George Romero died last weekend at the age of 77. He was a true innovator, someone who - working to a very tight budget - made movies that were iconic and wildly entertaining. Night of the Living Dead rebooted the zombie movie, and made possible later hits such as The Walking Dead (1968). Before Romero the zombie was a minor horror menace, usually found in period pieces such as Hammer's enjoyably camp Plague of the Zombies. After NotLD and its quasi-sequel, Day of the Dead zombies escaped their Haitian origins and starting roaming out streets and shopping malls. Oh, and they could come into your house and get you as well.

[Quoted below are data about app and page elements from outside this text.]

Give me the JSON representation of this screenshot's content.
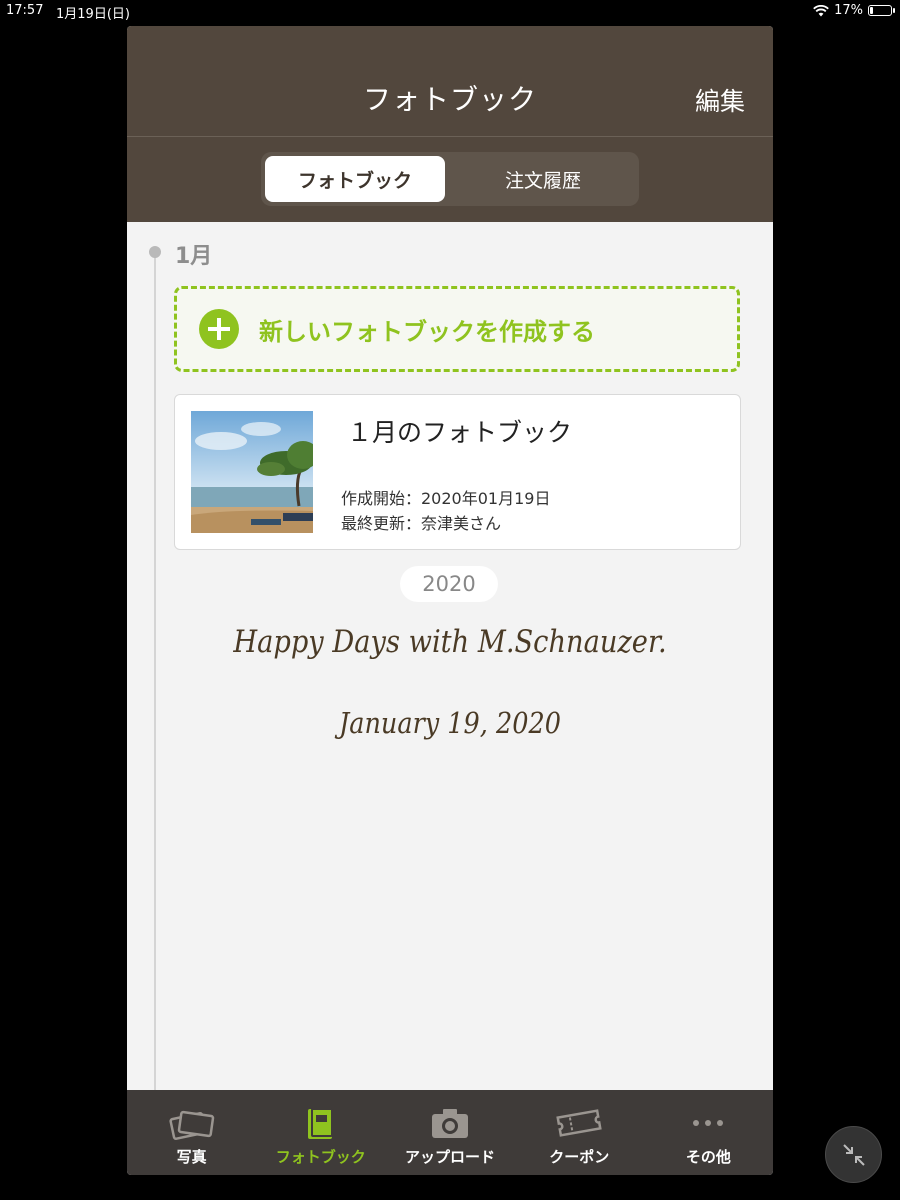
{
  "status_bar": {
    "time": "17:57",
    "date": "1月19日(日)",
    "battery": "17%",
    "battery_level": 0.17
  },
  "navbar": {
    "title": "フォトブック",
    "edit_label": "編集"
  },
  "segments": {
    "active": "フォトブック",
    "inactive": "注文履歴"
  },
  "timeline": {
    "month": "1月",
    "new_book_label": "新しいフォトブックを作成する",
    "book": {
      "title": "１月のフォトブック",
      "created": "作成開始：2020年01月19日",
      "updated": "最終更新：奈津美さん"
    },
    "year": "2020"
  },
  "cover": {
    "title": "Happy Days with M.Schnauzer.",
    "date": "January 19, 2020"
  },
  "tabs": [
    {
      "label": "写真",
      "icon": "photos-icon"
    },
    {
      "label": "フォトブック",
      "icon": "photobook-icon"
    },
    {
      "label": "アップロード",
      "icon": "camera-icon"
    },
    {
      "label": "クーポン",
      "icon": "coupon-icon"
    },
    {
      "label": "その他",
      "icon": "more-icon"
    }
  ],
  "colors": {
    "nav_brown": "#52473d",
    "accent_green": "#8fc31f",
    "tabbar": "#3f3b39"
  }
}
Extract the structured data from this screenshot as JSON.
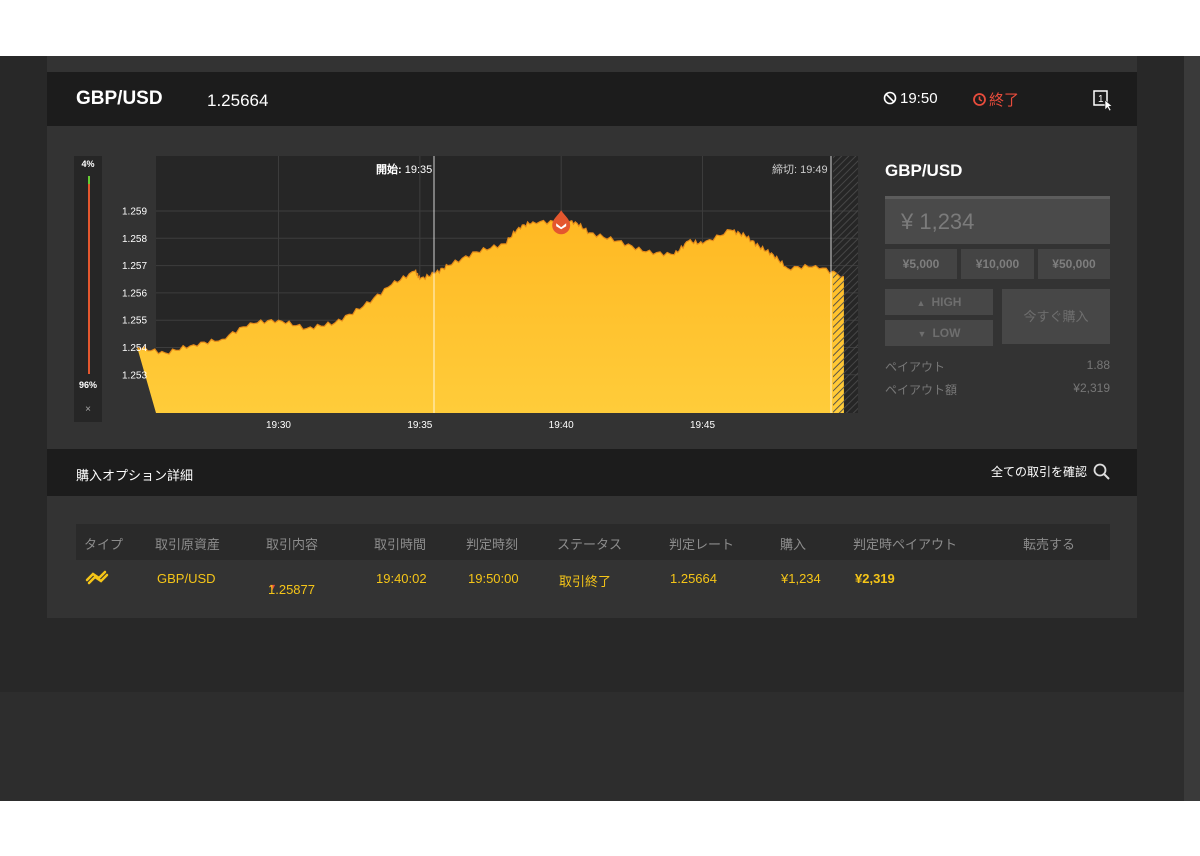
{
  "header": {
    "pair": "GBP/USD",
    "rate": "1.25664",
    "expiry_time": "19:50",
    "status": "終了"
  },
  "chart_data": {
    "type": "area",
    "ylim": [
      1.2523,
      1.2603
    ],
    "y_ticks": [
      "1.259",
      "1.258",
      "1.257",
      "1.256",
      "1.255",
      "1.254",
      "1.253"
    ],
    "x_ticks": [
      "19:30",
      "19:35",
      "19:40",
      "19:45"
    ],
    "start_label": "開始:",
    "start_time": "19:35",
    "end_label": "締切:",
    "end_time": "19:49",
    "x": [
      "19:25:00",
      "19:26:00",
      "19:27:00",
      "19:28:00",
      "19:29:00",
      "19:30:00",
      "19:31:00",
      "19:32:00",
      "19:33:00",
      "19:34:00",
      "19:34:50",
      "19:35:00",
      "19:35:30",
      "19:36:00",
      "19:37:00",
      "19:38:00",
      "19:38:30",
      "19:39:00",
      "19:40:00",
      "19:40:30",
      "19:41:00",
      "19:42:00",
      "19:43:00",
      "19:44:00",
      "19:44:30",
      "19:45:00",
      "19:46:00",
      "19:46:30",
      "19:47:00",
      "19:47:30",
      "19:48:00",
      "19:49:00",
      "19:50:00"
    ],
    "values": [
      1.254,
      1.2538,
      1.2541,
      1.2543,
      1.2549,
      1.255,
      1.2547,
      1.2549,
      1.2555,
      1.2563,
      1.2568,
      1.2565,
      1.2567,
      1.257,
      1.2575,
      1.2578,
      1.2584,
      1.2586,
      1.2586,
      1.2586,
      1.2582,
      1.2579,
      1.2575,
      1.2574,
      1.2579,
      1.2578,
      1.2583,
      1.2581,
      1.2577,
      1.2574,
      1.2569,
      1.257,
      1.2566
    ],
    "purchase_x": "19:40:00",
    "purchase_y": 1.25877
  },
  "gauge": {
    "top_label": "4%",
    "bottom_label": "96%",
    "close_label": "×"
  },
  "trade_panel": {
    "title": "GBP/USD",
    "amount": "¥ 1,234",
    "presets": [
      "¥5,000",
      "¥10,000",
      "¥50,000"
    ],
    "high_label": "HIGH",
    "low_label": "LOW",
    "buy_label": "今すぐ購入",
    "payout_label": "ペイアウト",
    "payout_value": "1.88",
    "payout_amount_label": "ペイアウト額",
    "payout_amount_value": "¥2,319"
  },
  "details": {
    "title": "購入オプション詳細",
    "link": "全ての取引を確認"
  },
  "table": {
    "headers": [
      "タイプ",
      "取引原資産",
      "取引内容",
      "取引時間",
      "判定時刻",
      "ステータス",
      "判定レート",
      "購入",
      "判定時ペイアウト",
      "転売する"
    ],
    "row": {
      "asset": "GBP/USD",
      "content": "1.25877",
      "trade_time": "19:40:02",
      "judge_time": "19:50:00",
      "status": "取引終了",
      "judge_rate": "1.25664",
      "purchase": "¥1,234",
      "payout": "¥2,319"
    }
  },
  "colors": {
    "accent": "#f5c518",
    "danger": "#e74c3c",
    "chart_fill": "#ffc233"
  }
}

We have also lost Matin Landau, a much-loved TV and film actor. He often appeared in genre fiction, notably the original Mission Impossible and the British sci-fi saga Space: 1999. His daughter Juliet played Drusilla, a major recurring character in Buffy and its spin-off Angel. Both had the distinctive Landau features - 'aristocratic', dark-eyed, attractive in a slightly hectic, on-the-edge way. Landau's only Oscar was in the quasi-genre movie, Ed Wood. Landau played the ageing, drug-addled Bela Lugosi.